And Then the Murders Began

Play along by making the second line of any novel "And then the murders began."

Mignon Fogarty
1-minute read

Last week, a fiction writer named Marc Laidlaw started an internet game by tweeting that “The first line of almost any story can be improved by making sure the second line is ‘And then the murders began.” As I write this, the tweet has been retweeted more than 4,000 times.  

According to the website Know Your Meme, Neil Gaiman, who has more than 2.5 million followers, started the hashtag #LaidlawsRule when he tweeted the second line after the first of A Christmas Carol:

Marley was dead: to being with. And then the murders began.

After the Gaiman tweet, the meme took off. First lines that I’ve seen appended over and over again include the following:

Peter Rabbit

Once upon a time, there were four little rabbits, and their names were Flopsy, Mopsy, Cottontail, and Peter. And then the murders began.

The Bible

In the beginning, God created the heavens and earth. And then the murders began.

A Tale of Two Cities

It was the best of times, it was at the worst of times. And then the murders began. 

Nineteen Eighty-Four

It was a bright cold day in April, and the clocks were striking thirteen. And then the murders began.

Mrs. Dalloway 

Mrs. Dalloway said she would buy the flowers herself. And then the murders began.

I could go on and on. I read so many great tweets. I tried it with my own nonfiction books and it didn’t work so well. For example, the first line of Grammar Girl’s Quick and Dirty Tips for Better Writing is “We’re all good at something,” which isn’t a great lead-in for “And then the murders began,” but I fixed it with a small edit:

“We’re all good at something,” she said. And then the murders began. 


Give it a try with your favorite books.

I bought one of Mark Laidlaw’s e-books to say thanks for all the fun I’ve had playing with #LaidlawsRule. And a huge thank you to Chris Burdick for first pointing me to Know Your Meme so I could catch up and be culturally literate.

Internet Meme: And then the murders began

About the Author

Mignon Fogarty

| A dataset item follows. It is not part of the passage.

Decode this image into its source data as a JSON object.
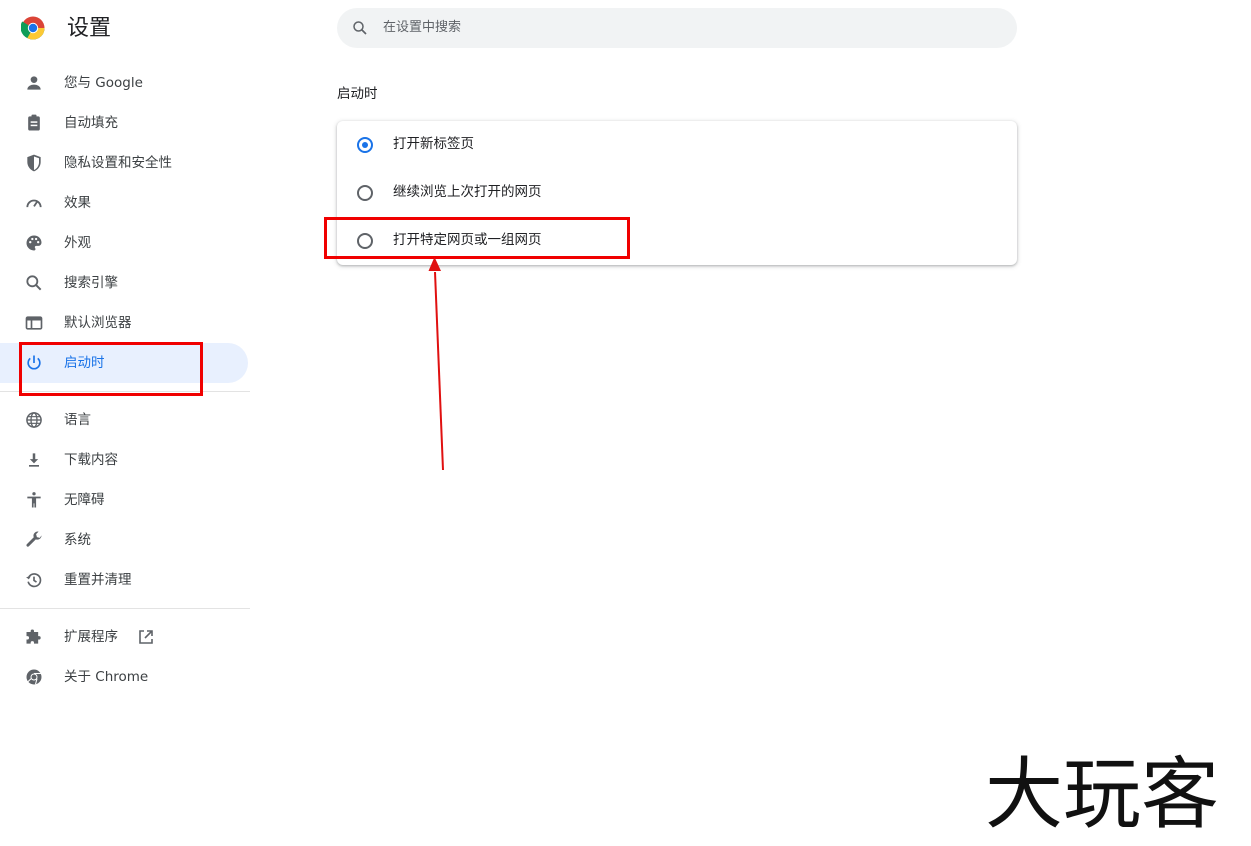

Mignon Fogarty is the founder of Quick and Dirty Tips and the author of seven books on language, including the New York Times bestseller "Grammar Girl's Quick and Dirty Tips for Better Writing." She is an inductee in the Podcasting Hall of Fame, and the show is a five-time winner of Best Education Podcast in the Podcast Awards. She has appeared as a guest expert on the Oprah Winfrey Show and the Today Show.